- In addition to the serious risks of economic disruption, people need a sense of the potential of sea level rise to uproot lives, to undermine the social networks that help people cope, and to tear the fabric of communities. Hurricane Sandy caused great economic disruption, but in 10 years when that is all but forgotten, thousands and thousands of people will be able to tell you how their lives and communities were changed forever by that storm.
- I wanted the NCA to more clearly couch the low-end projections of sea level rise. For example, one foot of sea level rise by 2100 will require substantial emission reductions from our current trajectory, and effectively no melting of the Greenland and Antarctic ice sheets. That is to say, magic. Yes, as the NCA suggests, decision makers should draw on a range of sea level rise scenarios, depending on the risk tolerance of the decision at hand. But I can’t think of a decision for which one foot of SLR by 2100 would be a responsible scenario, other than “whether to build a sand castle here.”
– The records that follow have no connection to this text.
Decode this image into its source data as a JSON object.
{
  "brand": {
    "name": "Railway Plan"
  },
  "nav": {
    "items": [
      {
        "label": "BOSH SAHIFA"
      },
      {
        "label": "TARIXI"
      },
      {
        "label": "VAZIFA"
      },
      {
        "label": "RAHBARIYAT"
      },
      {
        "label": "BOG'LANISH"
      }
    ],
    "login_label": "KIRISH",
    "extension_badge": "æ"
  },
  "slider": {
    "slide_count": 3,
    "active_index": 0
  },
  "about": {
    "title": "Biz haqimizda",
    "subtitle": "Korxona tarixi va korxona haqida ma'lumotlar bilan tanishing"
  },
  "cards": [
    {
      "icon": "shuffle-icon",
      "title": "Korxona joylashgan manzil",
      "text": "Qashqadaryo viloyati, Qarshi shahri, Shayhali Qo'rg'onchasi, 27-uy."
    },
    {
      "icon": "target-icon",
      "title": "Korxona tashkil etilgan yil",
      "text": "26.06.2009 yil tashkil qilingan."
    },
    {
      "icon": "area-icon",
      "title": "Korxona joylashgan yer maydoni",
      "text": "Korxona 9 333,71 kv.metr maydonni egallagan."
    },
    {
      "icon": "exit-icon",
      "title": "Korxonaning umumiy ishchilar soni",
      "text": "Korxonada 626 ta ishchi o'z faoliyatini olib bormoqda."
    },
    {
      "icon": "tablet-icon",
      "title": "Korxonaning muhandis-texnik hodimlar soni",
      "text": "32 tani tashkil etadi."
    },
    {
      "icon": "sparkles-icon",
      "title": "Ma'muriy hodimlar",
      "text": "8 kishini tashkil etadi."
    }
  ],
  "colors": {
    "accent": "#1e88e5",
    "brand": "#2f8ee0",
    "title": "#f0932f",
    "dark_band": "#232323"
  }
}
- And I wanted the NCA to drop from the national vantage point down to some of the places that we know are ground zero for sea level rise, spend some time there, and talk frankly about what lies ahead and what is needed – not in regional chapters, but prominently in the national narrative. What lies ahead for Southeast Florida, for example, is stark, shocking even, and it will take a sustained national response to begin to see Florida through to a future of sea level rise resilience.
Making good on the NCA
What I want is what the rest of us need to deliver. It is the job of the NCA to deliver a new body of knowledge, based on the latest science, that helps us better understand our country in a changing climate, not to put that science in the purely human terms that matter most to us. But with nearly a decade between the first and second National Assessments (2000 and 2009), and plenty of other sand in the gears, critical time has been lost when we as a country could have been supporting leading edge climate research, coming to terms with the findings, and moving forward on emissions reductions and resilience building.
Instead, Americans are at all different places in their level of engagement and concern. We are playing catch up, with so much to learn, overcome, embrace, and act on, all at once. For this, the 2014 Assessment is the best resource we have and we should listen closely. We should ensure that the next assessment has the sustained resources it needs to dive deeply on what matters most. And we should challenge ourselves to build on the NCA now, and tell the human stories of climate change, in every form we can.
Support from UCS members make work like this possible. Will you join us? Help UCS advance independent science for a healthy environment and a safer world.